The Chilean cuisine is influenced by the Europeans and indigenous. The national dishes are Empanadas - pastry filled with beef, chicken, seafood or cheese. A typical snack is the completo - a hotdog with mayonaise, avocado, tomato and ketchup - or the Humita (made from corn). Another typical dish is the Spaipilla: a fried bread with sweet (chancaca) or spicy (pepre) sauce.
Due to the location on the ocean, the country has a lot of seafood to offer. They are either made in the pan (frito) or at the grill (a la plancha).
The Pisco Sour is part of the Chilean and Peruan culture - the popular aperitif is made from the grape liqour Pisco from Northern Chile and lime juice and sugar. You should also try the great Chilean wines. The most popular red wines are Cabernet, Sauvignon and Merlot. Great white wines are Chardonnay and Sauvignon Blanc.
Please keep in mind, that the security situation at place can change at any time. Therefore we recommend to have a look at the current safety information at Global Affairs Canada or Foreign and Commonwealth Office.
Exclusion of Liability

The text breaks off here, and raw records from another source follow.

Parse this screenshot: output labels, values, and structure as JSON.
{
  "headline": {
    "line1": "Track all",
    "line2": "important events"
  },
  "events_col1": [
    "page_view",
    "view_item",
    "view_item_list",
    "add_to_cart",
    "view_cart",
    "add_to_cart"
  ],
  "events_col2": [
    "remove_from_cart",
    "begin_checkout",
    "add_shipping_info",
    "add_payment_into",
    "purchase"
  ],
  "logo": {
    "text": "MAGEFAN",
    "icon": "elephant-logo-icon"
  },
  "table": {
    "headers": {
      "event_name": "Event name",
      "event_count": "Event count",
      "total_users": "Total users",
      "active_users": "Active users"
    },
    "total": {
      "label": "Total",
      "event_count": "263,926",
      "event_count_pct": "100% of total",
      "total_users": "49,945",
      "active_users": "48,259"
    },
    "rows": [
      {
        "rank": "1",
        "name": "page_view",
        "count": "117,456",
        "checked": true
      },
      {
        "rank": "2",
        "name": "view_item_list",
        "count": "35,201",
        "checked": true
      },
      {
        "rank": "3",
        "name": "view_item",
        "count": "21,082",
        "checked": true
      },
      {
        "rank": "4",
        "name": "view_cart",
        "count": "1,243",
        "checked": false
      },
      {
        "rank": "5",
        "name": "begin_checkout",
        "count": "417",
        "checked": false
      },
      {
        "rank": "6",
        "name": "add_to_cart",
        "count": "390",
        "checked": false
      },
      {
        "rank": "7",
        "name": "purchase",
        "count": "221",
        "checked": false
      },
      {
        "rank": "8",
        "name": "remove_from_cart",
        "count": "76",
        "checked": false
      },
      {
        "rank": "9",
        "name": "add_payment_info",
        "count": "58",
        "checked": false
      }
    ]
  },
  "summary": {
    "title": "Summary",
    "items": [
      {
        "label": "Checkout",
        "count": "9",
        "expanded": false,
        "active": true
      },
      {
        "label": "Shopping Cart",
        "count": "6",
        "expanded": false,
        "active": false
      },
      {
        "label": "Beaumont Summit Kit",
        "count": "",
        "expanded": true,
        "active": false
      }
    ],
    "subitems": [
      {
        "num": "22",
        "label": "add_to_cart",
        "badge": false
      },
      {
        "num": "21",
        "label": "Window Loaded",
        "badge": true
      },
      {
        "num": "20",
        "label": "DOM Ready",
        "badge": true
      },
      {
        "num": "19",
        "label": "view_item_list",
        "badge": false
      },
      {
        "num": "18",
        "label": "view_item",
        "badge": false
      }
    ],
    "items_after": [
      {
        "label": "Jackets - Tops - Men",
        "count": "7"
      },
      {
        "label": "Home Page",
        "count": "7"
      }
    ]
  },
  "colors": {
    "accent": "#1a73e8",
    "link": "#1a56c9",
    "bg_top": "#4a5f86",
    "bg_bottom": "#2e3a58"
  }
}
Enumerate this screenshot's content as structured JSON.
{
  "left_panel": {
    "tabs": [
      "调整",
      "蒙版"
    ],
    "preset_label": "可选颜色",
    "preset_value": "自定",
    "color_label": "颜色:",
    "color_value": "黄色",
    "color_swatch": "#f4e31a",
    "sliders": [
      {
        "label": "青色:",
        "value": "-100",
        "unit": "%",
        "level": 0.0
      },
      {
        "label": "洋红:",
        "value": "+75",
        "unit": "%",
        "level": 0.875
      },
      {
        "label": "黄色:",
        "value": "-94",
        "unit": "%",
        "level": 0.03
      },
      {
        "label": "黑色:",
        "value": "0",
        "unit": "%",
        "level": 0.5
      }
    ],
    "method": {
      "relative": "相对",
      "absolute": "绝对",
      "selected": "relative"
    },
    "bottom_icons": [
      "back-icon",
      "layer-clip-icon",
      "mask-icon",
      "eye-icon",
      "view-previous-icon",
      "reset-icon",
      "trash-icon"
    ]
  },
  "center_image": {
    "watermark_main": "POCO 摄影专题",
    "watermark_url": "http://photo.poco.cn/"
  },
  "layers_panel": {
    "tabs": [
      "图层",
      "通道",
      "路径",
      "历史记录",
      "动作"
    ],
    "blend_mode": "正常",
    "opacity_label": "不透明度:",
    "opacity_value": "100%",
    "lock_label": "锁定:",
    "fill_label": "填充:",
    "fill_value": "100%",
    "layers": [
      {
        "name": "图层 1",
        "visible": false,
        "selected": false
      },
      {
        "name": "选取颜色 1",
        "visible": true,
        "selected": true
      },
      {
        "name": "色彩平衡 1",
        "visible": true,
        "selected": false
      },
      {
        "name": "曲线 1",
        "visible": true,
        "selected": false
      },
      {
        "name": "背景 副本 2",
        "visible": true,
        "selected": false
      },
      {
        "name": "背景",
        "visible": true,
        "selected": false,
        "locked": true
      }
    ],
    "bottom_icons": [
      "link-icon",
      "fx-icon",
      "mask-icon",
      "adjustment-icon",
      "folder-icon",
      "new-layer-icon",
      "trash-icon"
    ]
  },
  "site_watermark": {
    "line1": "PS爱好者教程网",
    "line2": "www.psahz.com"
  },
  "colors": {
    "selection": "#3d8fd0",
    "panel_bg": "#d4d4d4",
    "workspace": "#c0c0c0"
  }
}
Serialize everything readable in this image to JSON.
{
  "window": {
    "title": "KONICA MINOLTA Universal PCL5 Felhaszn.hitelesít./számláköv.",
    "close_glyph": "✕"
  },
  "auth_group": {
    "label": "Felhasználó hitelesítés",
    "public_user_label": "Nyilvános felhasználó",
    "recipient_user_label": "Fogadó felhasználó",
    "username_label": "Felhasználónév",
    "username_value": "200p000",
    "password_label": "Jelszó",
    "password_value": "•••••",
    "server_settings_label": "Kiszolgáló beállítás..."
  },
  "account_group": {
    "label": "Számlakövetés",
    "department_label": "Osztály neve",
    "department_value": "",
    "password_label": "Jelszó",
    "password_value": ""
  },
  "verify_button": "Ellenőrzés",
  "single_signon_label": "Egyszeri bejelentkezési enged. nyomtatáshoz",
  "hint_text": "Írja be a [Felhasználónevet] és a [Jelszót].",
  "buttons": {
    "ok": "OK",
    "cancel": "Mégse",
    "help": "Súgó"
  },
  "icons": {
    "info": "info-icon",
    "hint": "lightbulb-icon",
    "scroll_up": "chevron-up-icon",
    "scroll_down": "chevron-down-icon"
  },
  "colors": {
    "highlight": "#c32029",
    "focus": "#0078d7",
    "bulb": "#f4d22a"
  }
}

Those who choose to travel do so entirely at their own risk. SC Travel Adventures endeavours to inform tourists of the risks involved with travelling but cannot be held liable for any events which occur outside of their direct control. Tourists are advised to avoid areas considered unsafe, remain vigilant and cautious at all times throughout their stay, and heed the advice of local authorities.